LitHub interviews Marie-Helene Bertino, Katherine Hill, Megha Majumdar, Scott Spencer, and Robin Wasserman.

Donna Tartt writes about Charles Portis for the NYT. The paper also has a story on Strange Defeat by Marc Bloch and how it has gained new relevance.

Publishers Perspectives has a piece by Richard Charkin: “Ten Publishing Things That Will Never Be The Same.” Among the changes he sees: physical ARCs will almost fully give way to digital versions, print-on-demand will rise, and there will be more movement between houses among authors and editors.

Daniel Radcliffe has responded to J.K. Rowling: “Transgender women are women … Any statement to the contrary erases the identity and dignity of transgender people and goes against all advice given by professional health care associations who have far more expertise on this subject matter than either Jo or I.” He goes on to address readers who are now feeling their experience of the Harry Potter books is tainted: “If you found anything in these stories that resonated with you and helped you at any time in your life - then that is between you and the book that you read, and that is sacred. And in my opinion nobody can touch that.” Vulture reports. Vogue offers a short explainer.

The editor-in-chief of Bon Appétit resigns after an image appeared on Instagram of him in brownface. Grub Street reports.

Authors on Air

Rick Riordan is no fan of the early Percy Jackson films, tweeting “it's my life's work going through a meat grinder.”  Entertainment Weekly reports. He has more hope for the Disney+ venture.

NPR’s Fresh Air interviews Doug J. Swanson, Cult of Glory: The Bold and Brutal History of the Texas Rangers (Viking: Penguin: LJ starred review).

PBS NewsHour has discussion questions for American Spy by Lauren Wilkinson (Random House; LJ starred review).

Deadline reports that Bitcoin Billionaires by Ben Mezrich is getting adapted. Captured! The Betty and Barney Hill UFO Experience: The True Story of the World’s First Documented Alien Abduction by Stanton Friedman and Kathleen Marden is as well. Cara Hunter’s Detective Inspector Adam Fawley series is headed to TV.

The Today show features Copper, Iron, and Clay: A Smith's Journey by Sara Dahmen (William Morrow: Harper).

Author Chris Wallace, Countdown 1945: The Extraordinary Story of the Atomic Bomb and the 116 Days That Changed the World (Avid Reader: S. & S.), will be on with Stephen Colbert tonight. He will also be on The View.

Want to get the latest book news delivered to your inbox each day? Sign up for our daily Book Pulse newsletter.

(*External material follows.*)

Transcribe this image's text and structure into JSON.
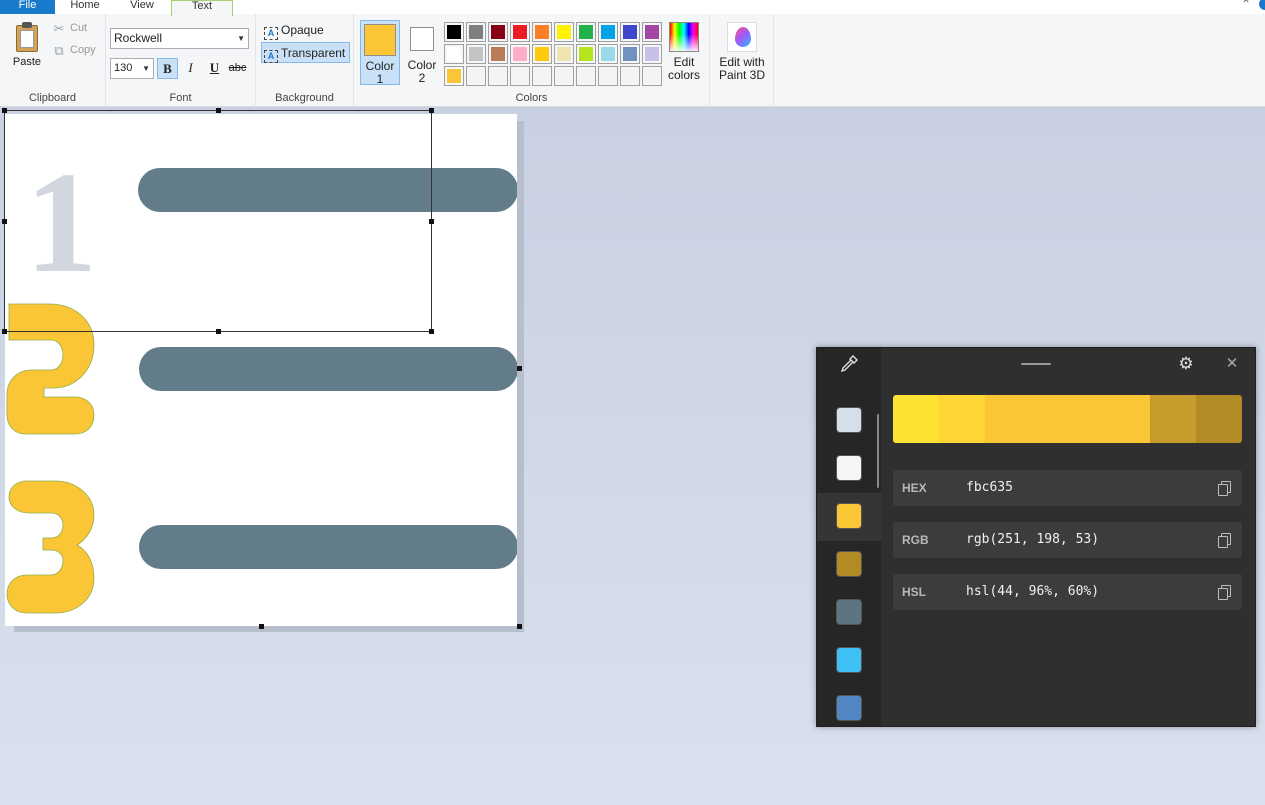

Comment Policy:
  • Be respectful, and do not attack the author, people mentioned in the article, or other commenters. Take on the idea, not the messenger.
  • Don't use obscene, profane, or vulgar language.
  • Stay on point. Comments that stray from the topic at hand may be deleted.
  • Comments may be republished in print, online, or other forms of media.
  • If you see something objectionable, please let us know. Once a comment has been flagged, a staff member will investigate.



We are currently offering this content for free. Sign up now to activate your personal profile, where you can save articles for future viewing